- Task goal
Write out every line below that includes the word "glyph".

═════ Exercise inputs ═════

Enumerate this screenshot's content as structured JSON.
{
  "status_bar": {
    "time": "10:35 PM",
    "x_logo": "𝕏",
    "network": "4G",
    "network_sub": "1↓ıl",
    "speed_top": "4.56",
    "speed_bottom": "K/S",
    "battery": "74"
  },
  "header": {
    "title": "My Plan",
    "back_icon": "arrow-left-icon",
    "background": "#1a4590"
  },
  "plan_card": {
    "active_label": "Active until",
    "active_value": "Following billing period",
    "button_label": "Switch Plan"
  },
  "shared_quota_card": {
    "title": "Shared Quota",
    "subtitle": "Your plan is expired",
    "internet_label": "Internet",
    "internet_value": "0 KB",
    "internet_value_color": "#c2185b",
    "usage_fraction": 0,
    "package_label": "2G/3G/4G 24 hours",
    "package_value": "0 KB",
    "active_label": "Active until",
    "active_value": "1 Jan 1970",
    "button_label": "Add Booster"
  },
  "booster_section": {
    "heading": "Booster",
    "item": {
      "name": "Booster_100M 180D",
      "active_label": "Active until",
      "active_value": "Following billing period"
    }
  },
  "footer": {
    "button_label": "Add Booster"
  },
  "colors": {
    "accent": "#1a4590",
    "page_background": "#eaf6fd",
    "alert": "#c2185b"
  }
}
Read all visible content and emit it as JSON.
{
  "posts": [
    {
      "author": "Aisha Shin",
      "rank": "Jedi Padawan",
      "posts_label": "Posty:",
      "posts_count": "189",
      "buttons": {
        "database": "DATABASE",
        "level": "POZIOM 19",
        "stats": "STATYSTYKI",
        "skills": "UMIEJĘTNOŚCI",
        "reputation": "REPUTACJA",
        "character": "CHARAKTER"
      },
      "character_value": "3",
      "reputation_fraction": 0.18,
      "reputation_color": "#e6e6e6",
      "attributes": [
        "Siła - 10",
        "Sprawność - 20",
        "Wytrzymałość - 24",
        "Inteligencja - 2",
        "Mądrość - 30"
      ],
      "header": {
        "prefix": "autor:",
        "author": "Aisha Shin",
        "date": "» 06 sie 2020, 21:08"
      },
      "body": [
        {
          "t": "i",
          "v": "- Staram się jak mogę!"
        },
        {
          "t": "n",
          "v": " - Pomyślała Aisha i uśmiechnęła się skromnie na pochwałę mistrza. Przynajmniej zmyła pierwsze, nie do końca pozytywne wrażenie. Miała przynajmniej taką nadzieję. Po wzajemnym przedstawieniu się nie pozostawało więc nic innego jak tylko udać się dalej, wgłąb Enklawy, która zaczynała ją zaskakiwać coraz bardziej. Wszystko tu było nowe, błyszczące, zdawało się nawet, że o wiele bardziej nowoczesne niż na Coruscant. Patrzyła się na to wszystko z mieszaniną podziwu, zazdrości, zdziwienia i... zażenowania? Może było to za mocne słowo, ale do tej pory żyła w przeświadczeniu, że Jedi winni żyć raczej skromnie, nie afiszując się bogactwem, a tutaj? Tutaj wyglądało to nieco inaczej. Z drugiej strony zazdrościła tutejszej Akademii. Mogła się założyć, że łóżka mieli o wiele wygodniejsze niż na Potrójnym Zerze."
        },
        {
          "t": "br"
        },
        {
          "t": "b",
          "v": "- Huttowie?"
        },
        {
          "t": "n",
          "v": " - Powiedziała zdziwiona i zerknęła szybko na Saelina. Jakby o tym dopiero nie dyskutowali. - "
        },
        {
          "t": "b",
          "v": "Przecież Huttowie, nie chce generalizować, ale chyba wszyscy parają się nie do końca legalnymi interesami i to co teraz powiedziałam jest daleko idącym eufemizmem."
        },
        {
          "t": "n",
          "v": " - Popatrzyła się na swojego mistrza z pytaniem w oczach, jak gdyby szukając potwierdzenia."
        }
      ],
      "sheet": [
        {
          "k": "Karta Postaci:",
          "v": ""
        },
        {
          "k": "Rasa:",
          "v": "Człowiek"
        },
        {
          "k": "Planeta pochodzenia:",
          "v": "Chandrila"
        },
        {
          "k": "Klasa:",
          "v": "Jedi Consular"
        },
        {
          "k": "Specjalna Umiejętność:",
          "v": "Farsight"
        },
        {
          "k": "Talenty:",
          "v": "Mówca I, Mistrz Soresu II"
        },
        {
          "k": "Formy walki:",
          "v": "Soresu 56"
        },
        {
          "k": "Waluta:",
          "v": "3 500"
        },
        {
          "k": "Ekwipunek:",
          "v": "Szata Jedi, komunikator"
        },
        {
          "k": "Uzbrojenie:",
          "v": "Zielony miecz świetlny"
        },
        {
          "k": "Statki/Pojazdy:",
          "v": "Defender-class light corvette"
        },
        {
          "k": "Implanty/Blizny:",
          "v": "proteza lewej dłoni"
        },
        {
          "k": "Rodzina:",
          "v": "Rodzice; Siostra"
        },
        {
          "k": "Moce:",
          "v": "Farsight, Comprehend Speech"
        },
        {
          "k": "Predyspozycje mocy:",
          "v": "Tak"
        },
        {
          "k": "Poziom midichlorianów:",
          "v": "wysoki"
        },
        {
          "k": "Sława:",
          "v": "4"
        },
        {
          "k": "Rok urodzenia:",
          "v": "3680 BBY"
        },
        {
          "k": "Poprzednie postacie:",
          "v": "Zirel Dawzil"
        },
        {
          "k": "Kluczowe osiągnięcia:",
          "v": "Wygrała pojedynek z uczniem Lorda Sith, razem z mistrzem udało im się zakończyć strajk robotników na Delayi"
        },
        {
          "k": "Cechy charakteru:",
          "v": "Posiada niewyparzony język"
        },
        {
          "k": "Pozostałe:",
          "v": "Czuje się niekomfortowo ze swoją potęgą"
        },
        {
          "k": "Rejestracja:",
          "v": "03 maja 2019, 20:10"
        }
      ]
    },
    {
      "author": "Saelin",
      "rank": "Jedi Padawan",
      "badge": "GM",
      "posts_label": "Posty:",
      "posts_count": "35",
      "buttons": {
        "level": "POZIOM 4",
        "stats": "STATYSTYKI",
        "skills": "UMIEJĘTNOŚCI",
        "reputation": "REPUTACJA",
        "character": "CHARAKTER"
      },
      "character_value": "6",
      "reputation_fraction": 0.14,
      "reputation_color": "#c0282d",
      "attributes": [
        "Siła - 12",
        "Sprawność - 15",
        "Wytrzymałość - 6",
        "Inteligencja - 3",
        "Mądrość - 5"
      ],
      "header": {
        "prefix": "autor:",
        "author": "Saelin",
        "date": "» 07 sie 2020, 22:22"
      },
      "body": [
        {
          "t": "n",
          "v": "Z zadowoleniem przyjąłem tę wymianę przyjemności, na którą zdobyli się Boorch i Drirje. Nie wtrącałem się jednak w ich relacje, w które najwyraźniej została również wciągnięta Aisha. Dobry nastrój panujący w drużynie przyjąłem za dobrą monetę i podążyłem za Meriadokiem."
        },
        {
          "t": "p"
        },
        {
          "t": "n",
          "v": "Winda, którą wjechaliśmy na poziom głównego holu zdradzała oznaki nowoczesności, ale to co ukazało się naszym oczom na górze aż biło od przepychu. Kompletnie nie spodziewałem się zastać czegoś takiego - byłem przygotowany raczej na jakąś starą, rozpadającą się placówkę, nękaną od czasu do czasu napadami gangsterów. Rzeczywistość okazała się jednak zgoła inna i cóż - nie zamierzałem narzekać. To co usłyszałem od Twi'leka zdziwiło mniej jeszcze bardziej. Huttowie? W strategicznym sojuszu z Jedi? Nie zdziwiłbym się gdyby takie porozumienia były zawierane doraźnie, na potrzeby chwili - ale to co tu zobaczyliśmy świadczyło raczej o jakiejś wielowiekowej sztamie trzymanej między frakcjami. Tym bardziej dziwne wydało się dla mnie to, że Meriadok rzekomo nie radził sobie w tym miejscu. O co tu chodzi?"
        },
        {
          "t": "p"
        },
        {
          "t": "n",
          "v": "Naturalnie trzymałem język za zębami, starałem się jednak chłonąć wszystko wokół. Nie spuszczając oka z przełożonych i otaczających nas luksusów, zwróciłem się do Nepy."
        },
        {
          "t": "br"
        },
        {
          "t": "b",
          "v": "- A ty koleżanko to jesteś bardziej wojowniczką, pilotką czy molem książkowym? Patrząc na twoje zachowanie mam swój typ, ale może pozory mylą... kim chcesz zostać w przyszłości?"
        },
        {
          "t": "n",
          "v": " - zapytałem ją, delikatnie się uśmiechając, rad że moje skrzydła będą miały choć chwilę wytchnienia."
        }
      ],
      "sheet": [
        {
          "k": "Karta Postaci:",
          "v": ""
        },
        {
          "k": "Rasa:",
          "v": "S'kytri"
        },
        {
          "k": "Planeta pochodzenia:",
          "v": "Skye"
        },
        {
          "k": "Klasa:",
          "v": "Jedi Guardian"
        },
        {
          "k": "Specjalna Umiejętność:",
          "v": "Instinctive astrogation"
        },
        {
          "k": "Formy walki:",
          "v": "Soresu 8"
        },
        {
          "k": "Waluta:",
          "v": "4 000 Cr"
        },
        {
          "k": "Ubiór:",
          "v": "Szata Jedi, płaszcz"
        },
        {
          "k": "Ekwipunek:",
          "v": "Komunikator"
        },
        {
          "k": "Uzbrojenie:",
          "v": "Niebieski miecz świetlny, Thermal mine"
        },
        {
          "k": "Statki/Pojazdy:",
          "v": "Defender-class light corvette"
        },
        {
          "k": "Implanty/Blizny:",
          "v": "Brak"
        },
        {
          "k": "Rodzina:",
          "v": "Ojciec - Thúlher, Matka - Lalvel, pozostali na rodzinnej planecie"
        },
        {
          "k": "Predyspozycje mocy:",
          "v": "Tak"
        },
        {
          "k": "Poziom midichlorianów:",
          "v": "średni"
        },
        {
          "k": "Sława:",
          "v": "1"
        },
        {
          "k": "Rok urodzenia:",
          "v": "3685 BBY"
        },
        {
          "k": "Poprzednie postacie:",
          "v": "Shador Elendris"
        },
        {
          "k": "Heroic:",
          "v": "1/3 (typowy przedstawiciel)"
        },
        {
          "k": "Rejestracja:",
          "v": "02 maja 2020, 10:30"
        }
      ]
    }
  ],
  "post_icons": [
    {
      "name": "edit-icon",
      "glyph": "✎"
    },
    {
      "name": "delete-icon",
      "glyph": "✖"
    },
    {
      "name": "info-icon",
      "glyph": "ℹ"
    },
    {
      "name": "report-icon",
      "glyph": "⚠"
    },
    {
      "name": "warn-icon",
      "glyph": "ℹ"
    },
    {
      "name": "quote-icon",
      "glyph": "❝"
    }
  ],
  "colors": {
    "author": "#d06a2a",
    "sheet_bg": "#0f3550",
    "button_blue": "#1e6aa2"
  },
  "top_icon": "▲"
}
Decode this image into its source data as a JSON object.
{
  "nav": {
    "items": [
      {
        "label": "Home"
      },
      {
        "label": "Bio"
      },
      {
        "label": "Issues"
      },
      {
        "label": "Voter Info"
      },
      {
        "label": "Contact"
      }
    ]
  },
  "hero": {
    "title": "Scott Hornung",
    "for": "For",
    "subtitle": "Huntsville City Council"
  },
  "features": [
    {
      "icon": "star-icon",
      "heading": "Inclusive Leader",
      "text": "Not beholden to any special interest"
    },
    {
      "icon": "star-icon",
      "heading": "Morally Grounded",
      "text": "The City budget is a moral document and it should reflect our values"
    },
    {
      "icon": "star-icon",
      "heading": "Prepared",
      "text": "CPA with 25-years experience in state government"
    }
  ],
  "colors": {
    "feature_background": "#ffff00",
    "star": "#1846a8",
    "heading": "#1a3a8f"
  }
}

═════

- Answer to this task
      "glyph": "✎"
      "glyph": "✖"
      "glyph": "ℹ"
      "glyph": "⚠"
      "glyph": "ℹ"
      "glyph": "❝"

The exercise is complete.